Fly Jamaica has told its staffers that it is experiencing cash problems and are making redundant effective tomorrow.
Fly Jamaica is also hoping to start flying again in a few months but, in the meantime, a sloth in processing refunds continues to upset passengers who were left in limbo.
According to a letter yesterday to staffers, Chairman, Captain Ronald Reece, said that a lack of an aircraft and the impact on the finances has caused the decision.
“It is with great sadness and remorse that we have arrived at this juncture. We are hoping for funding but that has been slow in coming, therefore for the time being, no other resources or options exist.”
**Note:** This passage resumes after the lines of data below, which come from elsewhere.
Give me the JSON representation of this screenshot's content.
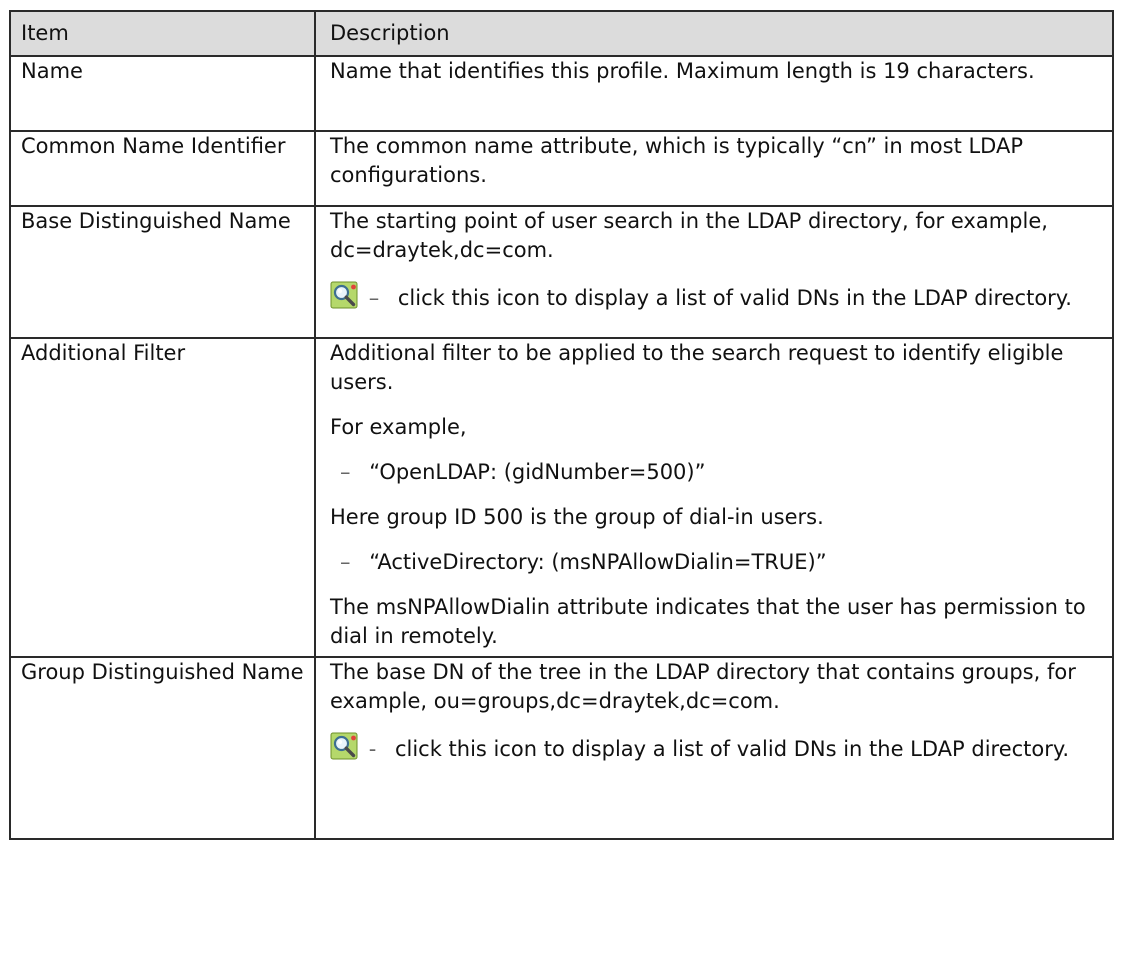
{
  "table": {
    "headers": {
      "item": "Item",
      "description": "Description"
    },
    "rows": [
      {
        "item": "Name",
        "paragraphs": [
          "Name that identifies this profile. Maximum length is 19 characters."
        ]
      },
      {
        "item": "Common Name Identifier",
        "paragraphs": [
          "The common name attribute, which is typically “cn” in most LDAP configurations."
        ]
      },
      {
        "item": "Base Distinguished Name",
        "paragraphs": [
          "The starting point of user search in the LDAP directory, for example, dc=draytek,dc=com."
        ],
        "icon_note": {
          "icon": "ldap-search-icon",
          "dash": "–",
          "text": "click this icon to display a list of valid DNs in the LDAP directory."
        }
      },
      {
        "item": "Additional Filter",
        "paragraphs": [
          "Additional filter to be applied to the search request to identify eligible users.",
          "For example,"
        ],
        "bullet_1": {
          "dash": "–",
          "text": "“OpenLDAP: (gidNumber=500)”"
        },
        "paragraph_3": "Here group ID 500 is the group of dial-in users.",
        "bullet_2": {
          "dash": "–",
          "text": "“ActiveDirectory: (msNPAllowDialin=TRUE)”"
        },
        "paragraph_4": "The msNPAllowDialin attribute indicates that the user has permission to dial in remotely."
      },
      {
        "item": "Group Distinguished Name",
        "paragraphs": [
          "The base DN of the tree in the LDAP directory that contains groups, for example, ou=groups,dc=draytek,dc=com."
        ],
        "icon_note": {
          "icon": "ldap-search-icon",
          "dash": "-",
          "text": "click this icon to display a list of valid DNs in the LDAP directory."
        }
      }
    ]
  }
}
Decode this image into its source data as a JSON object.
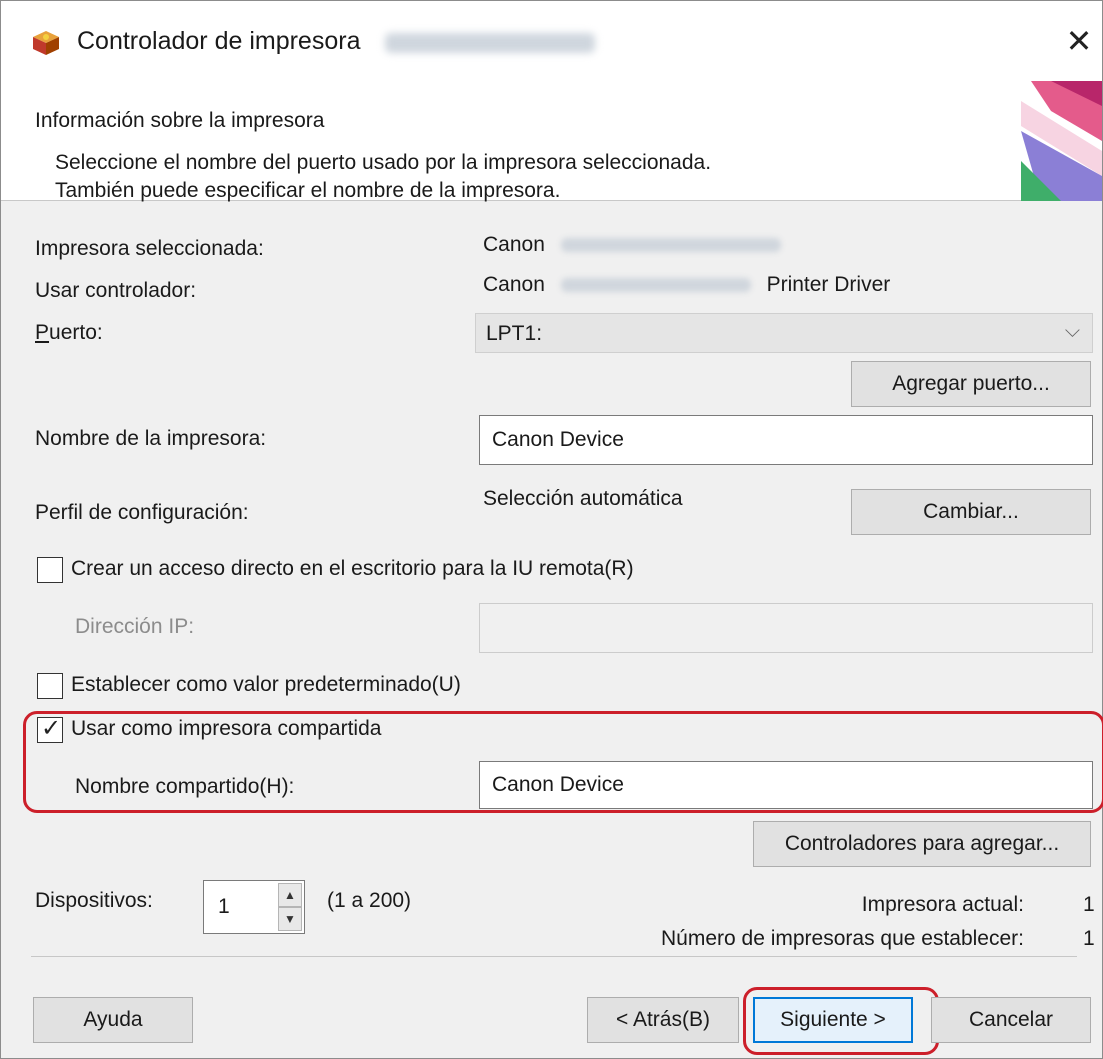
{
  "window": {
    "title": "Controlador de impresora",
    "close_glyph": "✕"
  },
  "header": {
    "title": "Información sobre la impresora",
    "desc_line1": "Seleccione el nombre del puerto usado por la impresora seleccionada.",
    "desc_line2": "También puede especificar el nombre de la impresora."
  },
  "form": {
    "selected_printer_label": "Impresora seleccionada:",
    "selected_printer_value": "Canon",
    "driver_label": "Usar controlador:",
    "driver_value_prefix": "Canon",
    "driver_value_suffix": "Printer Driver",
    "port_label": "Puerto:",
    "port_value": "LPT1:",
    "add_port_button": "Agregar puerto...",
    "printer_name_label": "Nombre de la impresora:",
    "printer_name_value": "Canon Device",
    "config_profile_label": "Perfil de configuración:",
    "config_profile_value": "Selección automática",
    "change_button": "Cambiar...",
    "shortcut_checkbox_label": "Crear un acceso directo en el escritorio para la IU remota(R)",
    "ip_label": "Dirección IP:",
    "ip_value": "",
    "default_checkbox_label": "Establecer como valor predeterminado(U)",
    "shared_checkbox_label": "Usar como impresora compartida",
    "share_name_label": "Nombre compartido(H):",
    "share_name_value": "Canon Device",
    "add_drivers_button": "Controladores para agregar...",
    "devices_label": "Dispositivos:",
    "devices_value": "1",
    "devices_range": "(1 a 200)",
    "current_printer_label": "Impresora actual:",
    "current_printer_value": "1",
    "printers_to_set_label": "Número de impresoras que establecer:",
    "printers_to_set_value": "1"
  },
  "checkboxes": {
    "shortcut_checked": false,
    "default_checked": false,
    "shared_checked": true
  },
  "buttons": {
    "help": "Ayuda",
    "back": "< Atrás(B)",
    "next": "Siguiente >",
    "cancel": "Cancelar"
  },
  "colors": {
    "highlight": "#cc1f2a",
    "default_button_border": "#0078d7"
  }
}
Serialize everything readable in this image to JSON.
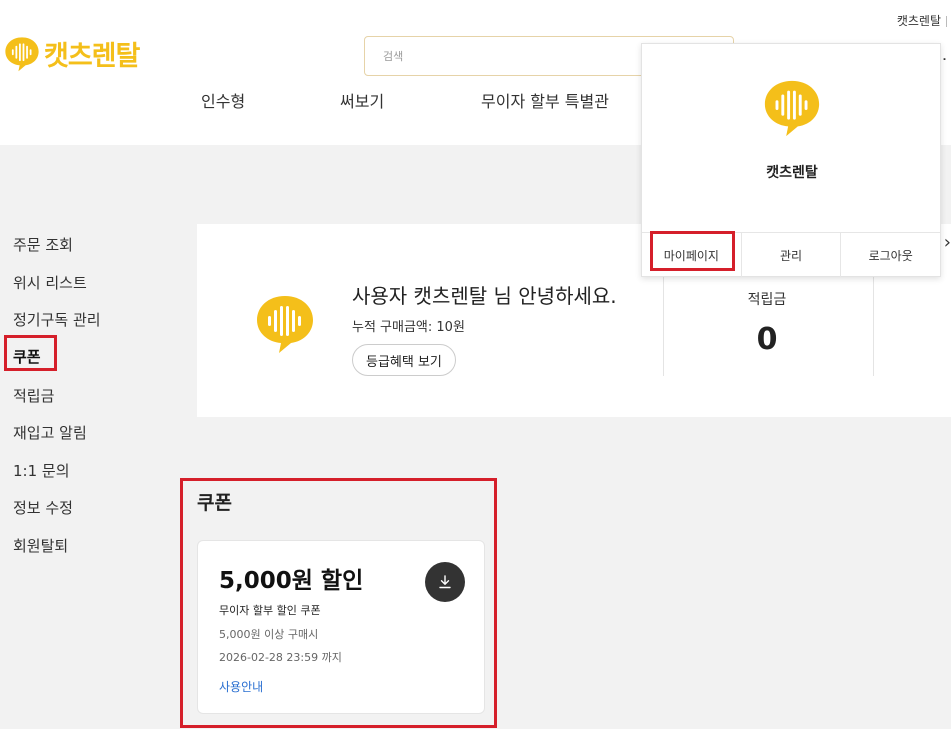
{
  "header": {
    "user_link": "캣츠렌탈",
    "logo_text": "캣츠렌탈",
    "search_placeholder": "검색",
    "nav": [
      "인수형",
      "써보기",
      "무이자 할부 특별관"
    ]
  },
  "sidebar": {
    "items": [
      "주문 조회",
      "위시 리스트",
      "정기구독 관리",
      "쿠폰",
      "적립금",
      "재입고 알림",
      "1:1 문의",
      "정보 수정",
      "회원탈퇴"
    ],
    "active_index": 3
  },
  "profile": {
    "greeting": "사용자 캣츠렌탈 님 안녕하세요.",
    "accumulated": "누적 구매금액: 10원",
    "grade_button": "등급혜택 보기",
    "points_label": "적립금",
    "points_value": "0"
  },
  "popup": {
    "name": "캣츠렌탈",
    "actions": [
      "마이페이지",
      "관리",
      "로그아웃"
    ]
  },
  "coupon": {
    "section_title": "쿠폰",
    "amount": "5,000원 할인",
    "name": "무이자 할부 할인 쿠폰",
    "condition": "5,000원 이상 구매시",
    "expiry": "2026-02-28 23:59 까지",
    "guide_link": "사용안내"
  },
  "colors": {
    "brand_yellow": "#f4bf1a",
    "highlight_red": "#d51f2a",
    "link_blue": "#2a6fd1"
  }
}
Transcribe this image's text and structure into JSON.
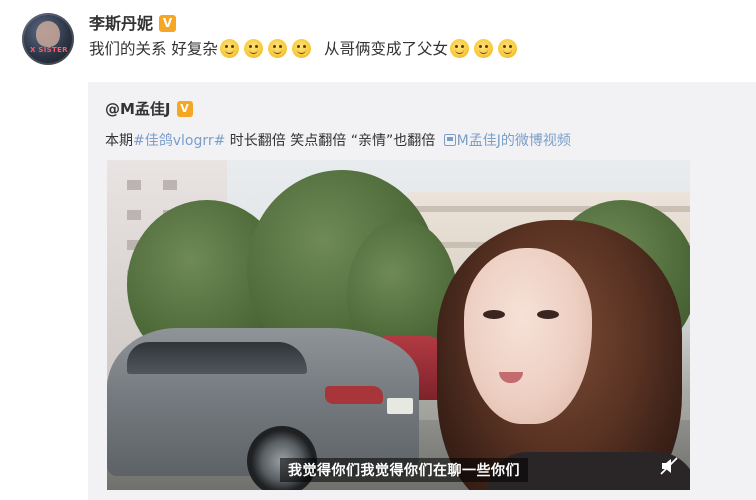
{
  "post": {
    "avatar_label": "X SISTER",
    "username": "李斯丹妮",
    "verified_badge": "V",
    "text_part1": "我们的关系 好复杂",
    "text_part2": "从哥俩变成了父女",
    "emoji_icon": "smiley-emoji-icon"
  },
  "repost": {
    "username": "@M孟佳J",
    "verified_badge": "V",
    "text_prefix": "本期",
    "topic": "#佳鸽vlogrr#",
    "text_body": " 时长翻倍 笑点翻倍 “亲情”也翻倍 ",
    "link_text": "M孟佳J的微博视频",
    "video": {
      "subtitle": "我觉得你们我觉得你们在聊一些你们",
      "mute_icon": "mute-icon"
    }
  },
  "colors": {
    "link": "#7b9ec9",
    "badge": "#f5a623",
    "repost_bg": "#f2f2f5"
  }
}
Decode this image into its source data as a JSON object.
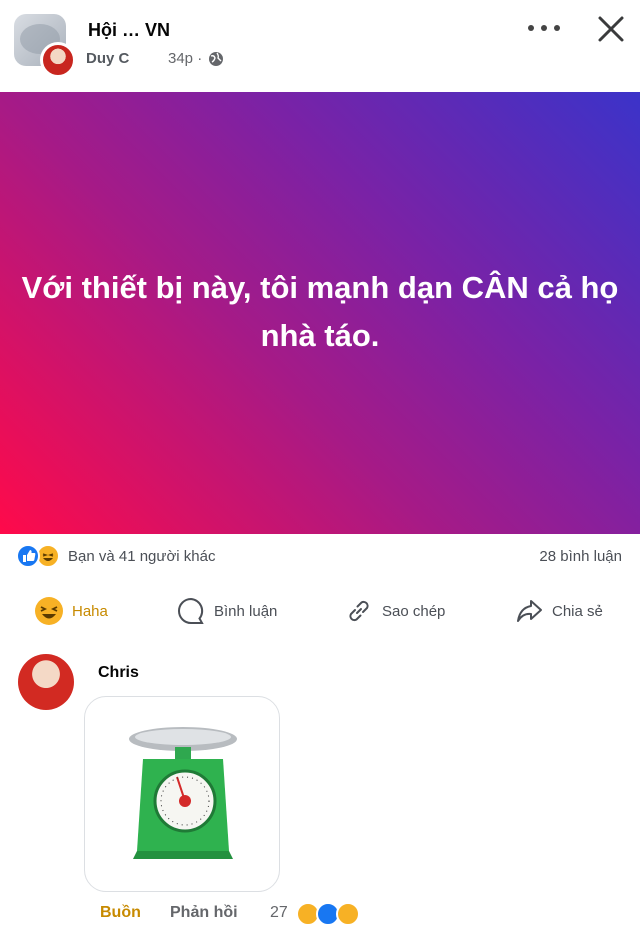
{
  "header": {
    "group_name": "Hội … VN",
    "author": "Duy C",
    "time": "34p ·"
  },
  "post": {
    "text": "Với thiết bị này, tôi mạnh dạn CÂN cả họ nhà táo.",
    "gradient": [
      "#ff0a4a",
      "#a71a86",
      "#3b33c9"
    ]
  },
  "summary": {
    "reactions_text": "Bạn và 41 người khác",
    "comments_text": "28 bình luận"
  },
  "actions": {
    "haha": "Haha",
    "comment": "Bình luận",
    "copy": "Sao chép",
    "share": "Chia sẻ"
  },
  "comment": {
    "author": "Chris",
    "reaction_label": "Buồn",
    "reply_label": "Phản hồi",
    "reaction_count": "27"
  },
  "colors": {
    "accent_haha": "#c78a00",
    "like_blue": "#1877f2",
    "haha_yellow": "#f7b125"
  }
}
The airline asked staffers for patience as it still owes them and will pay.
Fly Jamaica, he said, is finding difficulty in finding financing.
Reece opened the possibilities of rehiring of the staffers at a later time.
On November 9, Fly Jamaica’s Boeing 757 aircraft ran off the runway at the Cheddi Jagan International Airport, after experiencing hydraulic problems.
On board were 128 persons.
Since then, the two-plane airline which is based in Jamaica and partially owned by Guyanese has not been operating to New York and Toronto destinations.
Passengers have been complaining of delays in their refunds. Scores of passengers had pre-booked flights before the crash.
Many of them are claiming that their monies are in limbo.
Fly Jamaica said that some passengers had claimed back from the credit card companies and had also filed claims with airline.
On Thursday, Captain Ronald Reece, Chairman of Fly Jamaica, said that the company has been providing refunds to valued customers.
“All requests for refunds are being honoured. However, it is a process that has to be checked by our reservations and ac
counts staff. Some passengers would obviously like to see the process move faster, but we have to be constrained by our cash and credit card business safeguards,” Reece said in the statement.
“Fly Jamaica Airways Limited is not currently operating any aircraft. However, we hope to restart flight operations in a couple of months.”
Earlier this month, the regulator, Guyana Civil Aviation Authority (GCAA), which is tasked with licensing, said that there is little that can be done at the moment as the company has not been closed.
Rather, company officials were called in, where according to Director-General Lt. Colonel (Ret’d), Egbert Field, the “displeasure” of the authority was made known.
Travel agents, especially in New York, have been complaining bitterly of passengers demanding their money, almost four months after the crash left the airline scrambling to find aircraft.
Questioned about a mandatory $40M cash bond that the company would have had to deposit, Field had said that it cannot be touched unless the company closes.
“We cannot give them a timeline unless they decide to close. When we need various documents from the home base and if they cannot submit them to us, then we can declare that they no longer have the approval of authority to fly. We have not reached that stage yet.”
After that November 28 crash, passengers recounted that upon touchdown, the aircraft sped past the airport terminal, past the end of the existing runway and onto the newly extended portion of the runway, which was not officially opened. It is being said that the pilot experienced brake failure when he touched down.
The aircraft careened into the chain linked fence before coming to rest in the trap at the end of the runway with the front of the plane perched above a ravine.
The right wing of the aircraft was broken along with the engine. Government had appointed Paula McAdam, a former senior official of GCAA, to investigate the crash.
The absence of Fly Jamaica would be hard felt in a market that needs the seats for especially the New York destination.
May 28, 2020Says managerial, analytical & listening skills key to Captaincy By Sean Devers Guyana and West Indies cricketer Leon Johnson hails from the Amerindian Village of Aratac in Santa Mission, a...
May 28, 2020
May 28, 2020
May 27, 2020
May 26, 2020
May 26, 2020
Whenever a political party loses an election, there are always implications for the leaders of that party. The APNU and... more
By Sir Ronald Sanders Caribbean countries are, once again, being placed in a difficult position as they try to navigate... more
Editor’s Note, If your sent letter was not published and you felt its contents were valid and devoid of libel or personal attacks, please contact us by phone or email.
Feel free to send us your comments and/or criticisms.
Contact: 624-6456; 225-8452; 225-8458; 225-8463; 225-8465; 225-8473 or 225-8491.
Or by Email: [email protected] / [email protected]